Clacton: Increased flying over the town won’t have an affect on residents, says county councillor

Pierre Oxley

Pierre Oxley - Credit: Andrew Partridge

A campaign group fighting expansion at Stansted Airport has hit out at proposals to route more flights over Clacton – but a local councillor doesn’t think people in the town will notice any changes.

Planes leaving the airport take one of two paths across the country, either south towards Dover or east towards Clacton.

At the moment flights during the day are split almost equally across the two routes, but a proposal by National Air Traffic Services (NATS) suggested taking almost all flights away from the southern route and sending them along the eastern path instead.

That would take the average number of aircraft passing above Clacton from 51 per day to 109 per day, according to the figures from NATS.

A statement released by the Stop Stansted Expansion campaign group said more people would be affected by the increased overflying towards Clacton than would benefit from the reduction over the Dover path.


You may also want to watch:


It added the doubling of flights to the east could even double again if the airport ever reached its maximum permitted capacity.

The group also wants any proposed changes to be postponed until a review of the country’s airspace takes place in 2018/19.

Most Read

However Essex County Councillor Pierre Oxley said people living in Clacton are unlikely to be affected by the increased flying over their town.

Mr Oxley represents Clacton East on the council and said because the planes pass over so high they can’t really be heard.

“I personally don’t think it’s going to affect the area.
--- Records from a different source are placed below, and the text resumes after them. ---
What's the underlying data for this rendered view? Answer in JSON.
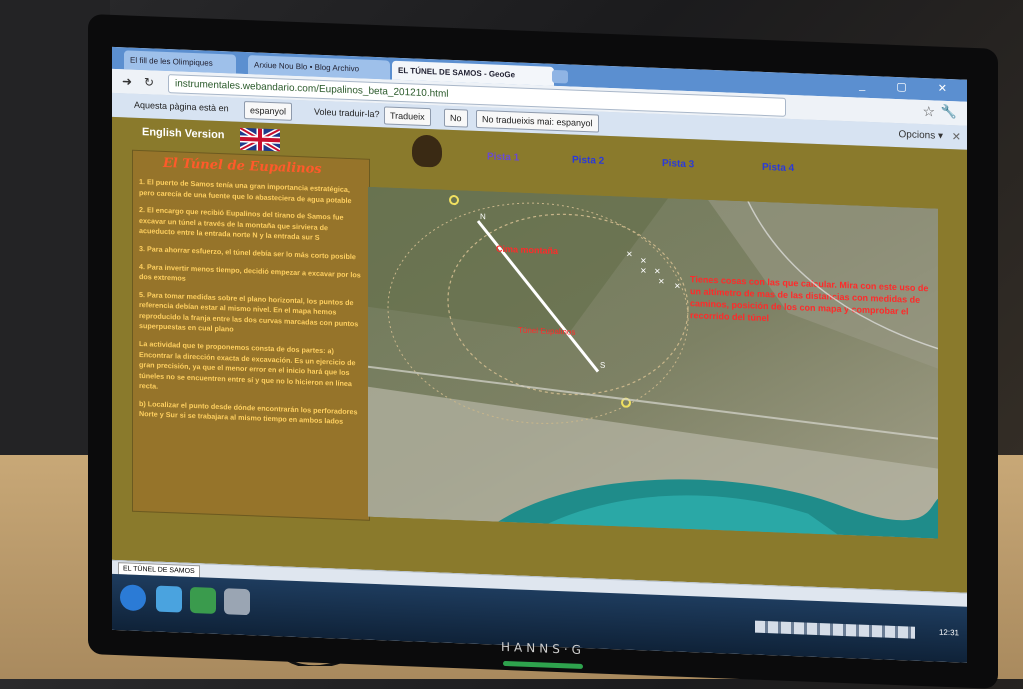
{
  "browser": {
    "tabs": [
      "El fill de les Olimpiques",
      "Arxiue Nou Blo • Blog Archivo",
      "EL TÚNEL DE SAMOS - GeoGe"
    ],
    "url": "instrumentales.webandario.com/Eupalinos_beta_201210.html",
    "translate_bar": {
      "prompt": "Aquesta pàgina està en",
      "language": "espanyol",
      "question": "Voleu traduir-la?",
      "translate_btn": "Tradueix",
      "no_btn": "No",
      "never_btn": "No tradueixis mai: espanyol",
      "options": "Opcions ▾"
    }
  },
  "page": {
    "english_link": "English Version",
    "nav": [
      "Pista 1",
      "Pista 2",
      "Pista 3",
      "Pista 4"
    ],
    "title": "El Túnel de Eupalinos",
    "paragraphs": [
      "1. El puerto de Samos tenía una gran importancia estratégica, pero carecía de una fuente que lo abasteciera de agua potable",
      "2. El encargo que recibió Eupalinos del tirano de Samos fue excavar un túnel a través de la montaña que sirviera de acueducto entre la entrada norte N y la entrada sur S",
      "3. Para ahorrar esfuerzo, el túnel debía ser lo más corto posible",
      "4. Para invertir menos tiempo, decidió empezar a excavar por los dos extremos",
      "5. Para tomar medidas sobre el plano horizontal, los puntos de referencia debían estar al mismo nivel. En el mapa hemos reproducido la franja entre las dos curvas marcadas con puntos superpuestas en cual plano",
      "La actividad que te proponemos consta de dos partes: a) Encontrar la dirección exacta de excavación. Es un ejercicio de gran precisión, ya que el menor error en el inicio hará que los túneles no se encuentren entre sí y que no lo hicieron en línea recta.",
      "b) Localizar el punto desde dónde encontrarán los perforadores Norte y Sur si se trabajara al mismo tiempo en ambos lados"
    ],
    "map_labels": {
      "north": "N",
      "south": "S",
      "hill_label": "Cima montaña",
      "tunnel_label": "Túnel Eupalinos",
      "red_note": "Tienes cosas con las que calcular. Mira con este uso de un altímetro de mas de las distancias con medidas de caminos, posición de los con mapa y comprobar el recorrido del túnel"
    }
  },
  "statusbar": {
    "download": "EL TÚNEL DE SAMOS"
  },
  "taskbar": {
    "clock": "12:31"
  },
  "monitor": {
    "brand": "HANNS·G"
  },
  "colors": {
    "page_bg": "#8a7a2c",
    "title": "#ff5a2a",
    "text": "#ffd060",
    "nav": "#2a3ad8"
  }
}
It seems a sensible proposal,” Mr Oxley said.

“(They fly) quite high and you don’t hear much noise. I don’t think it will be much of an issue.

“I support the proposal. If they were flying lower it would be an issue, it would be a concern but we don’t hear any noise.”

Talking about whether many people from Clacton were aware of the potential changes Mr Oxley added: “I don’t think loads of people know. I think some people know about it but I don’t see it impacting on the area and I don’t think residents will have an issue with it.”

A spokesman for NATS said: “The consultation is now closed and we will take into account all feedback received during the consultation period before publishing a report of the analysis.”

Become a Supporter

This newspaper has been a central part of community life for many years. Our industry faces testing times, which is why we're asking for your support. Every contribution will help us continue to produce local journalism that makes a measurable difference to our community.

Become a Supporter
Comments powered by Disqus